It’s not necessary to love detail, but it’s necessary to notice detail. It’s something hardwired in our brains, and it doesn’t mean we actually like it. It can be a bit of a curse sometimes. We can pore over a small detail that maybe no one else will notice, but we do it because we can’t rely on “maybe” and because we strive to create the clearest writing possible.

Myth 6: You enjoy correcting people’s grammar, spelling, etc.

A good editor or proofreader isn’t going to correct friends during a casual conversation. Corrections are saved for written work and only when that’s what we’ve been asked to do professionally. Even then, we don’t like pointing out inconsistencies or errors. Our goal is to make the piece the best it can be.

Myth 7: You don’t make mistakes.

I’ve had co-workers, friends and relatives tell me they get nervous emailing me because they think I’ll judge them if the message contains errors. And, yes, if there are so many errors that I can’t understand what the email means, I am likely to notice. But we all make mistakes sometimes—even the best copy editors. So try to make the best written communications possible, but it doesn’t mean you have to be perfect yourself.

A little disappointed with A Little Life


What I read

A Little Life by Hanya Yanagihara

What it’s about

A Little Life follows four friends who meet in college and move to New York after leaving school. The story centres around Jude, whose life is filled by one horrific experience after another, and his struggle to endure the traumas he faces. The people closest to Jude try to help him survive.

How I got my hands on it

Sometimes I like to go to the bookstore and pick something out on a whim. Other times, there’s a title I’ve heard and read so much about that I need to see what all the fuss is about. With A Little Life, it was the latter.

I had been excited to read this one for a while, as I’d heard how readers couldn’t put it down, how people were having such emotional reactions to it that they couldn’t go to sleep. Sometimes books that make me cry my eyes out are just what I’m looking for. So when I had some vacation time coming up, I went to my favourite independent bookstore and picked up a copy.

What I liked (and what I didn’t like)

The writing is set a good pace. Even though A Little Life is 800+ pages, it has taken me longer to read shorter books. The subject matter might be dark and heavy, but the writing isn’t dense.

But even though the story held my attention, I mostly did not like this book. This was partly because I was expecting (and looking forward to) a story about four friends and the dynamics of their friendship, and it turned out to be mostly about Jude and how the other three friends try to help him survive all the terrible things that happen to him.

Also, while awful things happen to Jude, I just didn’t sympathize with him. I was so conscious that I was reading about a fictional character. I didn’t connect with him the way I do with protagonists in books I love, where I feel as though the character is a real person I know.
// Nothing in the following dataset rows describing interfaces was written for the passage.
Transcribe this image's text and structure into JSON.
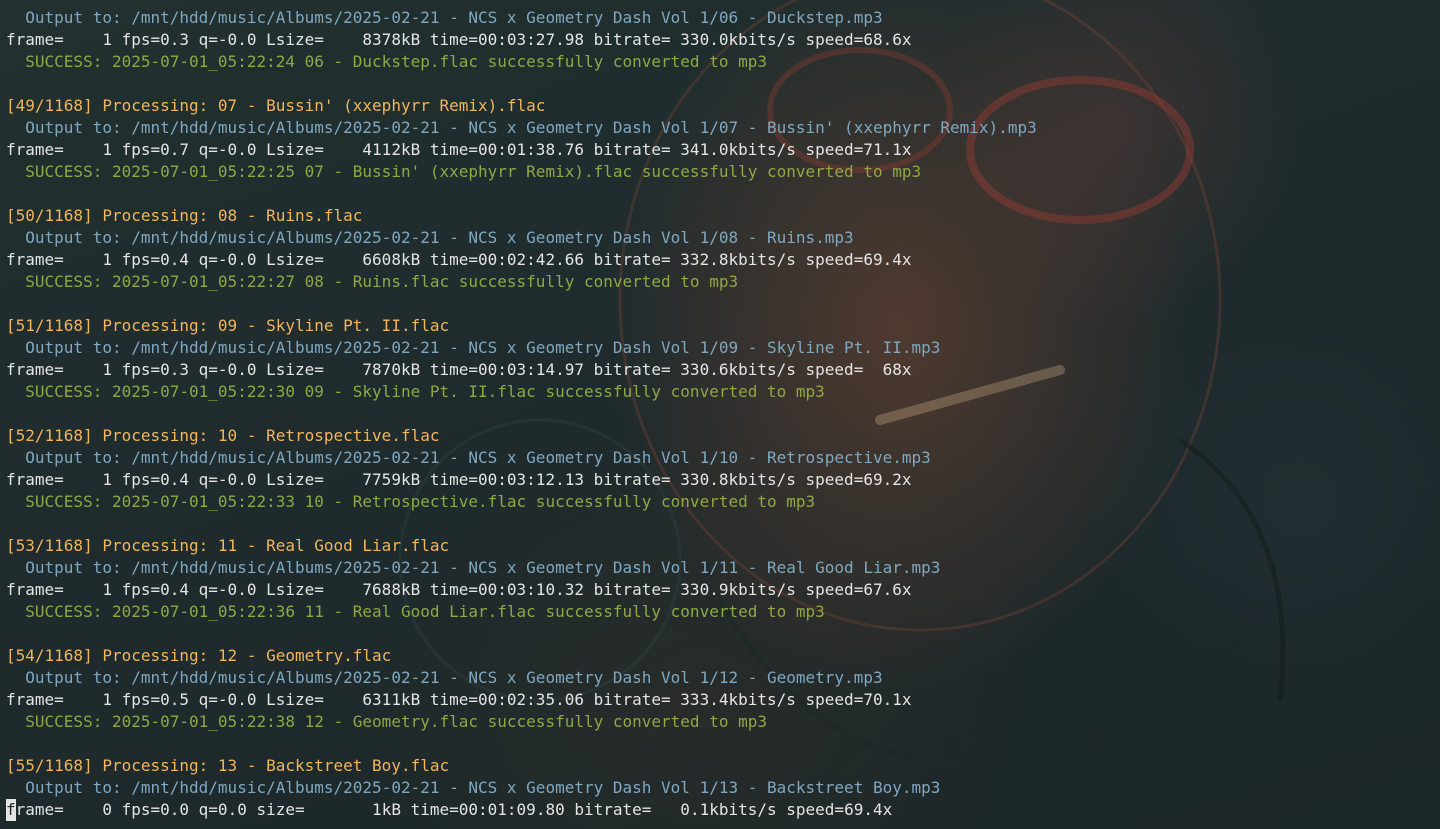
{
  "terminal": {
    "colors": {
      "processing": "#f2b55a",
      "output": "#7fa8c0",
      "frame": "#e4e4e4",
      "success": "#8fa845"
    },
    "lines": [
      {
        "type": "output",
        "text": "  Output to: /mnt/hdd/music/Albums/2025-02-21 - NCS x Geometry Dash Vol 1/06 - Duckstep.mp3"
      },
      {
        "type": "frame",
        "text": "frame=    1 fps=0.3 q=-0.0 Lsize=    8378kB time=00:03:27.98 bitrate= 330.0kbits/s speed=68.6x"
      },
      {
        "type": "success",
        "text": "  SUCCESS: 2025-07-01_05:22:24 06 - Duckstep.flac successfully converted to mp3"
      },
      {
        "type": "blank",
        "text": ""
      },
      {
        "type": "processing",
        "text": "[49/1168] Processing: 07 - Bussin' (xxephyrr Remix).flac"
      },
      {
        "type": "output",
        "text": "  Output to: /mnt/hdd/music/Albums/2025-02-21 - NCS x Geometry Dash Vol 1/07 - Bussin' (xxephyrr Remix).mp3"
      },
      {
        "type": "frame",
        "text": "frame=    1 fps=0.7 q=-0.0 Lsize=    4112kB time=00:01:38.76 bitrate= 341.0kbits/s speed=71.1x"
      },
      {
        "type": "success",
        "text": "  SUCCESS: 2025-07-01_05:22:25 07 - Bussin' (xxephyrr Remix).flac successfully converted to mp3"
      },
      {
        "type": "blank",
        "text": ""
      },
      {
        "type": "processing",
        "text": "[50/1168] Processing: 08 - Ruins.flac"
      },
      {
        "type": "output",
        "text": "  Output to: /mnt/hdd/music/Albums/2025-02-21 - NCS x Geometry Dash Vol 1/08 - Ruins.mp3"
      },
      {
        "type": "frame",
        "text": "frame=    1 fps=0.4 q=-0.0 Lsize=    6608kB time=00:02:42.66 bitrate= 332.8kbits/s speed=69.4x"
      },
      {
        "type": "success",
        "text": "  SUCCESS: 2025-07-01_05:22:27 08 - Ruins.flac successfully converted to mp3"
      },
      {
        "type": "blank",
        "text": ""
      },
      {
        "type": "processing",
        "text": "[51/1168] Processing: 09 - Skyline Pt. II.flac"
      },
      {
        "type": "output",
        "text": "  Output to: /mnt/hdd/music/Albums/2025-02-21 - NCS x Geometry Dash Vol 1/09 - Skyline Pt. II.mp3"
      },
      {
        "type": "frame",
        "text": "frame=    1 fps=0.3 q=-0.0 Lsize=    7870kB time=00:03:14.97 bitrate= 330.6kbits/s speed=  68x"
      },
      {
        "type": "success",
        "text": "  SUCCESS: 2025-07-01_05:22:30 09 - Skyline Pt. II.flac successfully converted to mp3"
      },
      {
        "type": "blank",
        "text": ""
      },
      {
        "type": "processing",
        "text": "[52/1168] Processing: 10 - Retrospective.flac"
      },
      {
        "type": "output",
        "text": "  Output to: /mnt/hdd/music/Albums/2025-02-21 - NCS x Geometry Dash Vol 1/10 - Retrospective.mp3"
      },
      {
        "type": "frame",
        "text": "frame=    1 fps=0.4 q=-0.0 Lsize=    7759kB time=00:03:12.13 bitrate= 330.8kbits/s speed=69.2x"
      },
      {
        "type": "success",
        "text": "  SUCCESS: 2025-07-01_05:22:33 10 - Retrospective.flac successfully converted to mp3"
      },
      {
        "type": "blank",
        "text": ""
      },
      {
        "type": "processing",
        "text": "[53/1168] Processing: 11 - Real Good Liar.flac"
      },
      {
        "type": "output",
        "text": "  Output to: /mnt/hdd/music/Albums/2025-02-21 - NCS x Geometry Dash Vol 1/11 - Real Good Liar.mp3"
      },
      {
        "type": "frame",
        "text": "frame=    1 fps=0.4 q=-0.0 Lsize=    7688kB time=00:03:10.32 bitrate= 330.9kbits/s speed=67.6x"
      },
      {
        "type": "success",
        "text": "  SUCCESS: 2025-07-01_05:22:36 11 - Real Good Liar.flac successfully converted to mp3"
      },
      {
        "type": "blank",
        "text": ""
      },
      {
        "type": "processing",
        "text": "[54/1168] Processing: 12 - Geometry.flac"
      },
      {
        "type": "output",
        "text": "  Output to: /mnt/hdd/music/Albums/2025-02-21 - NCS x Geometry Dash Vol 1/12 - Geometry.mp3"
      },
      {
        "type": "frame",
        "text": "frame=    1 fps=0.5 q=-0.0 Lsize=    6311kB time=00:02:35.06 bitrate= 333.4kbits/s speed=70.1x"
      },
      {
        "type": "success",
        "text": "  SUCCESS: 2025-07-01_05:22:38 12 - Geometry.flac successfully converted to mp3"
      },
      {
        "type": "blank",
        "text": ""
      },
      {
        "type": "processing",
        "text": "[55/1168] Processing: 13 - Backstreet Boy.flac"
      },
      {
        "type": "output",
        "text": "  Output to: /mnt/hdd/music/Albums/2025-02-21 - NCS x Geometry Dash Vol 1/13 - Backstreet Boy.mp3"
      }
    ],
    "last_line": {
      "cursor_char": "f",
      "rest": "rame=    0 fps=0.0 q=0.0 size=       1kB time=00:01:09.80 bitrate=   0.1kbits/s speed=69.4x"
    }
  }
}
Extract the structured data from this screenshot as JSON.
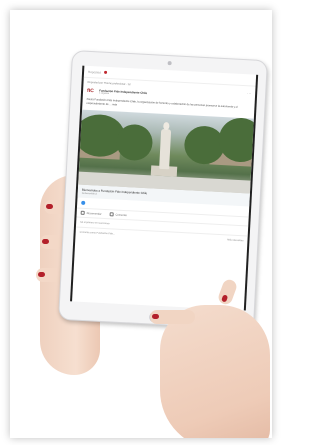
{
  "screen": {
    "topbar_label": "Reposted",
    "post": {
      "reposted_line": "Reposted por Theme profesional · 1d",
      "author_logo": "fIC",
      "author_name": "Fundación Fide Independiente Chile",
      "author_meta": "1 seguidor",
      "text": "Fiesta Fundación Fide Independiente Chile, la organización de fomento y colaboración de las personas promueve la autonomía y el emprendimiento de ... más",
      "link_title": "Bienvenidos a Fundación Fide Independiente Chile",
      "link_source": "fundacionfide.cl",
      "actions": [
        "Recomendar",
        "Comentar"
      ],
      "reactions_summary": "Sé el primero en reaccionar",
      "comment_placeholder": "Comenta como Fundación Fide...",
      "comment_sort": "Más relevantes"
    }
  },
  "colors": {
    "nail": "#b3202a",
    "brand": "#a41e22",
    "like": "#378fe9"
  }
}
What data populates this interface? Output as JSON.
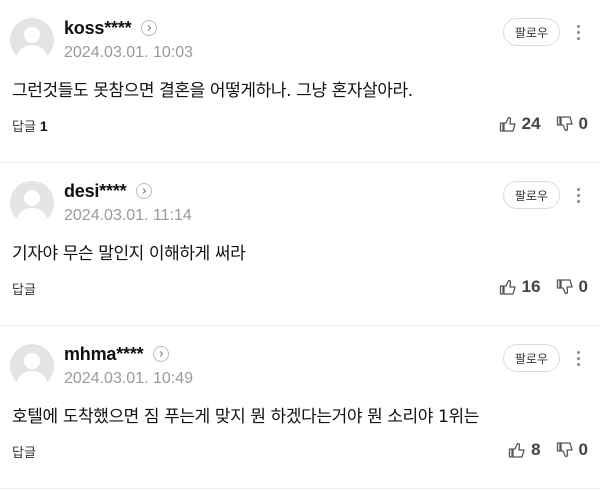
{
  "comments": [
    {
      "nickname": "koss****",
      "date": "2024.03.01. 10:03",
      "follow_label": "팔로우",
      "content": "그런것들도 못참으면 결혼을 어떻게하나. 그냥 혼자살아라.",
      "reply_label": "답글",
      "reply_count": "1",
      "likes": "24",
      "dislikes": "0"
    },
    {
      "nickname": "desi****",
      "date": "2024.03.01. 11:14",
      "follow_label": "팔로우",
      "content": "기자야 무슨 말인지 이해하게 써라",
      "reply_label": "답글",
      "reply_count": "",
      "likes": "16",
      "dislikes": "0"
    },
    {
      "nickname": "mhma****",
      "date": "2024.03.01. 10:49",
      "follow_label": "팔로우",
      "content": "호텔에 도착했으면 짐 푸는게 맞지 뭔 하겠다는거야 뭔 소리야 1위는",
      "reply_label": "답글",
      "reply_count": "",
      "likes": "8",
      "dislikes": "0"
    }
  ]
}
However, I admit that, for a book I didn’t like all that much, I’ve definitely been thinking about it. Mostly I’ve been trying to figure out what other people saw that didn’t resonate with me. This hasn’t changed my feelings about the book, but it’s different from other books I don’t care for, when I don’t give it another thought after turning the final page.

You’ll want to read it if…

I’m tempted to say that you’d like A Little Life if you like depressing books, but I’m not sure that’s enough. I mean, I like depressing books, too. Thomas Hardy’s Jude the Obscure is a perfect example of this. (Is it a coincidence that Yanagihara chose the same first name for her protagonist?) But I can say with certainty that you shouldn’t read this if you don’t like depressing books. It’s pretty bleak.

Recommended refreshments

There are several mentions of food in A Little Life. Jude bakes and cooks and even works in a bakery at one point. There are descriptions of Thanksgiving dinner and other meals. But with some of the disturbing subject matter, it’s hard for me to recommend enjoying any of the foods mentioned in the book while you read it. Instead, you might try a peppermint tea for a bit of comfort and to help settle the stomach.